Joe Velluto Studio, based in Vicenza, has a new exhibition called "Useless Is More". Now that our shopping frenzy of the last 7 years is finally over, we can get back to making art again. Joe Velluto does this by creating pieces that are recognizable as real furniture or design objects, except that they are, well, useless. They are approachable and designless like something from a yard sale or Ikea, and then they turn on you. And, of course, there is no way or reason to purchase them. It's a breath of fresh air.

Via Designboom.

Lee Walton, Baseball's Cartographer


I told you before, Tropolism loves sports. Today is baseball's cartographer, Lee Walton, whose next solo show of drawings are notations of specific baseball games. The end result captures vectors of unknown origin in beautifully detailed and layered maps. He isn't limited to baseball, or sports for that matter. What they all have in common is they are beautiful.

Via sub-studio design blog.

Furniture Friday: Microcoasts


As seen everywhere on the internets (I don't care, I love them anyway) are the Microcoasts by Vicente Guallart. Like a semi-permanent beach chair they make what would normally be an uncomfortable shore into a great place to spend the day. Being between Barcelona and Valencia isn't half bad, either. We need a new category for this one: "Exterior Design".

Tropolism Films: Bodega Down Bronx


Today is a screening of the new film Bodega Down Bronx. From the Center for Urban Pedagogy's announcement: "This past year, students from New Settlement's Bronx Helpers and CUP teaching artist Jonathan Bogarin investigated bodegas in the Bronx. The group interviewed bodegueros, visited their suppliers, and met with congressional representatives, health professionals, and alternative Bronx food establishments. They made a documentary to pass along what they learned." Watch the trailer here.

The screening is at 5:30 at CUNY Law School Auditorium, 65-21 Main Street, Flushing, Queens, NY.

Continuous City


The Builder's Association, the artists collective responsible for several on-stage media theater works over the last decade, is coming back to BAM. You may remember their last show, Super Vision, which was as thrilling technically as it was a tad undercooked theatrically. It was like live blockbuster movie, but with a plot that revolved around how our lives, so fully enmeshed in technology, so easily discoverable through how our personal information is networked, was vaguely unsettling. Not full-on Kafkaesque Modern disaffection, but a cloudy resignation. That project was a collaboration with New York City architectural renderhouse dbox (warning: full screen browser resizing ahead).

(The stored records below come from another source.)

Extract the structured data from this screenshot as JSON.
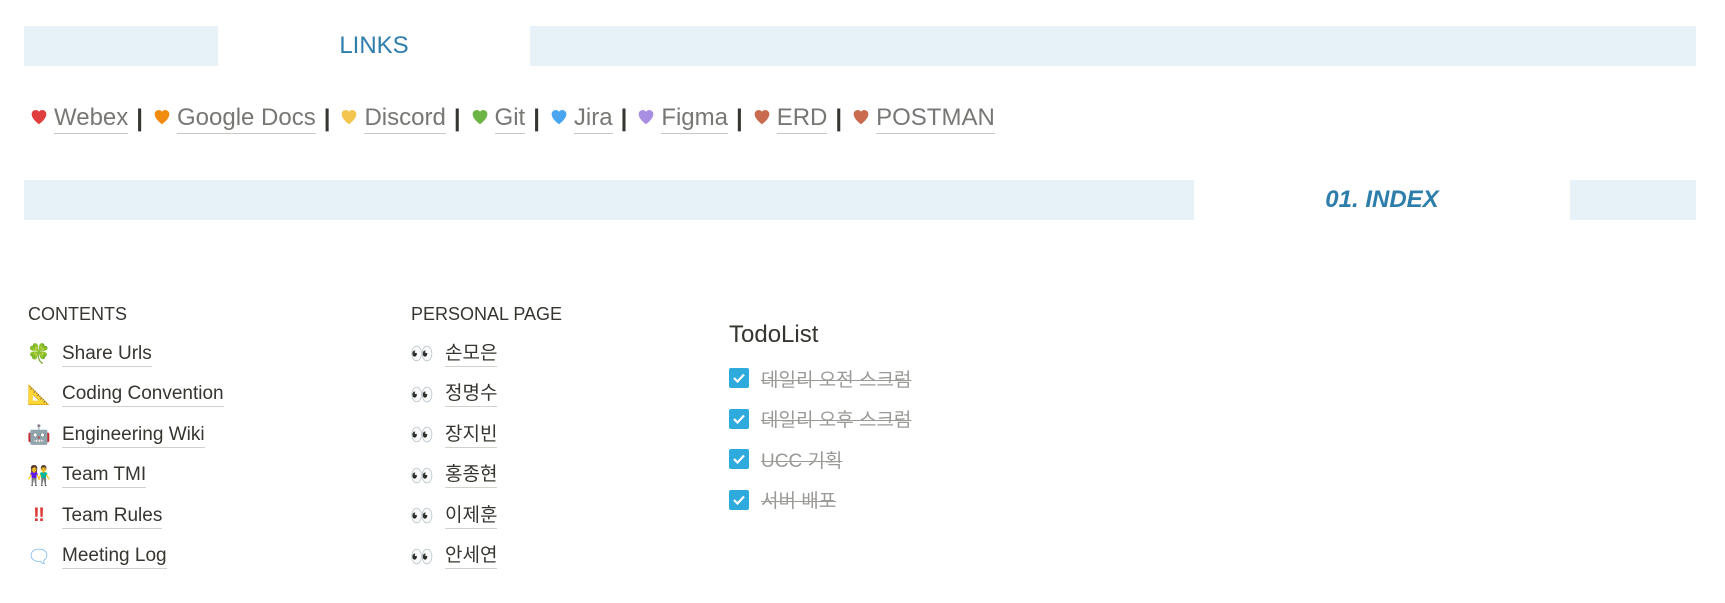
{
  "links_header": "LINKS",
  "links": [
    {
      "label": "Webex",
      "color": "#e03e3e"
    },
    {
      "label": "Google Docs",
      "color": "#f28c0f"
    },
    {
      "label": "Discord",
      "color": "#f5c64f"
    },
    {
      "label": "Git",
      "color": "#6cb545"
    },
    {
      "label": "Jira",
      "color": "#4aa5f0"
    },
    {
      "label": "Figma",
      "color": "#a98fe3"
    },
    {
      "label": "ERD",
      "color": "#c86b4f"
    },
    {
      "label": "POSTMAN",
      "color": "#c86b4f"
    }
  ],
  "separator": "|",
  "index_header": "01. INDEX",
  "contents": {
    "title": "CONTENTS",
    "items": [
      {
        "label": "Share Urls",
        "icon": "four-leaf-clover-icon",
        "glyph": "🍀"
      },
      {
        "label": "Coding Convention",
        "icon": "triangular-ruler-icon",
        "glyph": "📐"
      },
      {
        "label": "Engineering Wiki",
        "icon": "robot-icon",
        "glyph": "🤖"
      },
      {
        "label": "Team TMI",
        "icon": "people-icon",
        "glyph": "👫"
      },
      {
        "label": "Team Rules",
        "icon": "double-exclamation-icon",
        "glyph": "‼"
      },
      {
        "label": "Meeting Log",
        "icon": "speech-bubble-icon",
        "glyph": "🗨"
      }
    ]
  },
  "personal": {
    "title": "PERSONAL PAGE",
    "items": [
      {
        "label": "손모은",
        "icon": "eyes-icon",
        "glyph": "👀"
      },
      {
        "label": "정명수",
        "icon": "eyes-icon",
        "glyph": "👀"
      },
      {
        "label": "장지빈",
        "icon": "eyes-icon",
        "glyph": "👀"
      },
      {
        "label": "홍종현",
        "icon": "eyes-icon",
        "glyph": "👀"
      },
      {
        "label": "이제훈",
        "icon": "eyes-icon",
        "glyph": "👀"
      },
      {
        "label": "안세연",
        "icon": "eyes-icon",
        "glyph": "👀"
      }
    ]
  },
  "todo": {
    "title": "TodoList",
    "items": [
      {
        "label": "데일리 오전 스크럼",
        "checked": true
      },
      {
        "label": "데일리 오후 스크럼",
        "checked": true
      },
      {
        "label": "UCC 기획",
        "checked": true
      },
      {
        "label": "서버 배포",
        "checked": true
      }
    ]
  }
}
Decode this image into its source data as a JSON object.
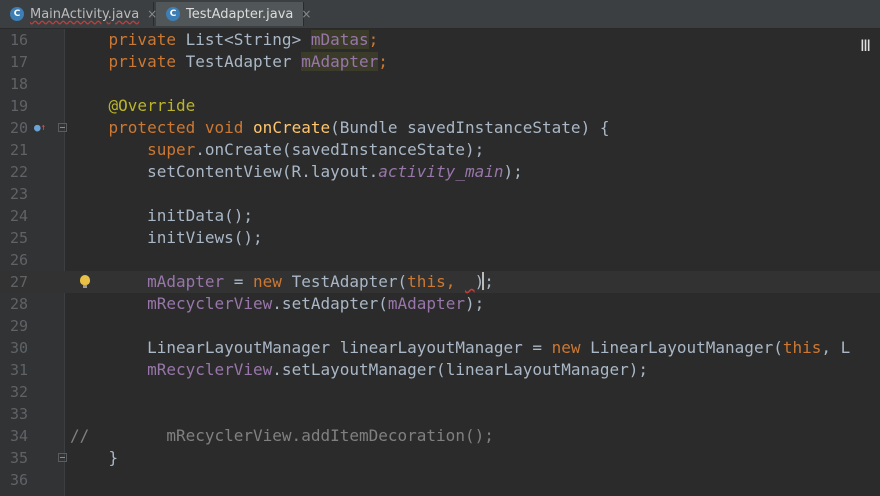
{
  "tabs": [
    {
      "label": "MainActivity.java",
      "icon": "C",
      "close": "×"
    },
    {
      "label": "TestAdapter.java",
      "icon": "C",
      "close": "×"
    }
  ],
  "lines": [
    {
      "num": "16",
      "p": [
        "    ",
        "private",
        " List<String> ",
        "mDatas",
        ";"
      ]
    },
    {
      "num": "17",
      "p": [
        "    ",
        "private",
        " TestAdapter ",
        "mAdapter",
        ";"
      ]
    },
    {
      "num": "18",
      "p": []
    },
    {
      "num": "19",
      "p": [
        "    ",
        "@Override"
      ]
    },
    {
      "num": "20",
      "p": [
        "    ",
        "protected",
        " ",
        "void",
        " ",
        "onCreate",
        "(Bundle savedInstanceState) {"
      ]
    },
    {
      "num": "21",
      "p": [
        "        ",
        "super",
        ".onCreate(savedInstanceState);"
      ]
    },
    {
      "num": "22",
      "p": [
        "        setContentView(R.layout.",
        "activity_main",
        ");"
      ]
    },
    {
      "num": "23",
      "p": []
    },
    {
      "num": "24",
      "p": [
        "        initData();"
      ]
    },
    {
      "num": "25",
      "p": [
        "        initViews();"
      ]
    },
    {
      "num": "26",
      "p": []
    },
    {
      "num": "27",
      "p": [
        "        ",
        "mAdapter",
        " = ",
        "new",
        " TestAdapter(",
        "this",
        ", ",
        " ",
        ");"
      ]
    },
    {
      "num": "28",
      "p": [
        "        ",
        "mRecyclerView",
        ".setAdapter(",
        "mAdapter",
        ");"
      ]
    },
    {
      "num": "29",
      "p": []
    },
    {
      "num": "30",
      "p": [
        "        LinearLayoutManager linearLayoutManager = ",
        "new",
        " LinearLayoutManager(",
        "this",
        ", L"
      ]
    },
    {
      "num": "31",
      "p": [
        "        ",
        "mRecyclerView",
        ".setLayoutManager(linearLayoutManager);"
      ]
    },
    {
      "num": "32",
      "p": []
    },
    {
      "num": "33",
      "p": []
    },
    {
      "num": "34",
      "p": [
        "//        mRecyclerView.addItemDecoration();"
      ]
    },
    {
      "num": "35",
      "p": [
        "    }"
      ]
    },
    {
      "num": "36",
      "p": []
    }
  ],
  "colors": {
    "background": "#2b2b2b",
    "keyword": "#cc7832",
    "annotation": "#bbb529",
    "field": "#9876aa",
    "method": "#ffc66d",
    "comment": "#808080",
    "text": "#a9b7c6"
  }
}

Builder's is back at BAM November 18th with Continuous City. This time it's even more collaborative: you can post your own video to the project.

Pretty Pictures: Resampled Space


BLDGBLOG is back in fine form with a survey of the work of artist Filip Dujardin, who manipulates images to create his architectural fantasies. Yet these images are sublime because they amplify the weight and grunge of the existing industrial photograph material from which they are born. It is that they are plausible which gives them power.

Furniture Friday: Gehry's Swoopy Bench


Speaking of swoopy bench-like sculptures, Frank Gehry has done one for the World Company building in Tokyo, just in time for Tokyo Design Festival. It's worth comparing his to Zaha Hadid's. Formally they are similar: complex curves that you can sit on. They sit in a space, but aspire to some kind of kinetic reflection of their present surroundings. But the materials are very different. Gehry's piece could be made by basket weavers; Hadid's requires a lot of bondo and an apprenticeship in auto body repair. I like them both, but Gehry's piece is a reminder that the build manifestation of complex forms is not always seamless shiny material.

As seen at Core77.

Furniture Friday: Richard Prince's Furniture Show


Richard Prince's latest show at Gallerie Patrick Seguin, in Paris, shows off an interest in furnishings, including his new "Nurse Hat Chair". The other pieces in the show are from his collection, and are arranged in a way to display his rare book collection. As a work of editing and collecting--and by that I mean as an extension of Prince's paintings and photography--it's a fascinating set.

As seen at DesignBoom, where they also have more pictures of the show.

Pretty Pictures: Drafting #1